Dataset entries

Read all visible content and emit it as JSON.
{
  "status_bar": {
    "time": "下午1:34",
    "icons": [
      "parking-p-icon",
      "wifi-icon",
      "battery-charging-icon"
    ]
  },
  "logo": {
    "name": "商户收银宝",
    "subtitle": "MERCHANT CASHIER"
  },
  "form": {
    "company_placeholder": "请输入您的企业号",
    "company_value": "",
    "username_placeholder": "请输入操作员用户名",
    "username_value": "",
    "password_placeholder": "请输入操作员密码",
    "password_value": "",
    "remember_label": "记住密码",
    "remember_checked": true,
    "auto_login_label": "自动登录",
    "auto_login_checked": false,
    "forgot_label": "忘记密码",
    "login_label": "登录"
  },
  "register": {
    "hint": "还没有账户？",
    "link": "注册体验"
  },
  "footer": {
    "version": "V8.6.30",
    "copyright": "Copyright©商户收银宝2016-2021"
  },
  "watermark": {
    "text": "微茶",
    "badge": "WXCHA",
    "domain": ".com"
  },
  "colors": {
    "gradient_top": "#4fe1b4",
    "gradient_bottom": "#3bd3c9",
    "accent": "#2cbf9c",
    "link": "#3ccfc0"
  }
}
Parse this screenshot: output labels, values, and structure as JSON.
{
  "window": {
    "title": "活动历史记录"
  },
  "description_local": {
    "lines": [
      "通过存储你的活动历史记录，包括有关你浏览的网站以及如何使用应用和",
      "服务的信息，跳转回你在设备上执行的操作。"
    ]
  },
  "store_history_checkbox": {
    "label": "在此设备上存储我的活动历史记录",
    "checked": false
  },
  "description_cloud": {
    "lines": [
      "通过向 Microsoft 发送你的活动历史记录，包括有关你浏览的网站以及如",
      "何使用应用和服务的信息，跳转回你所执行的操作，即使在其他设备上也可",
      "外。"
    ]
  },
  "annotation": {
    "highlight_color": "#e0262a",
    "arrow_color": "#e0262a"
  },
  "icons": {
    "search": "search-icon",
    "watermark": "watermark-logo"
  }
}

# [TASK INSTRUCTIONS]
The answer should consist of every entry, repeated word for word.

# [ANSWER TO THE EXERCISE]
Read all visible content and emit it as JSON.
{
  "status_bar": {
    "time": "下午1:34",
    "icons": [
      "parking-p-icon",
      "wifi-icon",
      "battery-charging-icon"
    ]
  },
  "logo": {
    "name": "商户收银宝",
    "subtitle": "MERCHANT CASHIER"
  },
  "form": {
    "company_placeholder": "请输入您的企业号",
    "company_value": "",
    "username_placeholder": "请输入操作员用户名",
    "username_value": "",
    "password_placeholder": "请输入操作员密码",
    "password_value": "",
    "remember_label": "记住密码",
    "remember_checked": true,
    "auto_login_label": "自动登录",
    "auto_login_checked": false,
    "forgot_label": "忘记密码",
    "login_label": "登录"
  },
  "register": {
    "hint": "还没有账户？",
    "link": "注册体验"
  },
  "footer": {
    "version": "V8.6.30",
    "copyright": "Copyright©商户收银宝2016-2021"
  },
  "watermark": {
    "text": "微茶",
    "badge": "WXCHA",
    "domain": ".com"
  },
  "colors": {
    "gradient_top": "#4fe1b4",
    "gradient_bottom": "#3bd3c9",
    "accent": "#2cbf9c",
    "link": "#3ccfc0"
  }
}
Parse this screenshot: output labels, values, and structure as JSON.
{
  "window": {
    "title": "活动历史记录"
  },
  "description_local": {
    "lines": [
      "通过存储你的活动历史记录，包括有关你浏览的网站以及如何使用应用和",
      "服务的信息，跳转回你在设备上执行的操作。"
    ]
  },
  "store_history_checkbox": {
    "label": "在此设备上存储我的活动历史记录",
    "checked": false
  },
  "description_cloud": {
    "lines": [
      "通过向 Microsoft 发送你的活动历史记录，包括有关你浏览的网站以及如",
      "何使用应用和服务的信息，跳转回你所执行的操作，即使在其他设备上也可",
      "外。"
    ]
  },
  "annotation": {
    "highlight_color": "#e0262a",
    "arrow_color": "#e0262a"
  },
  "icons": {
    "search": "search-icon",
    "watermark": "watermark-logo"
  }
}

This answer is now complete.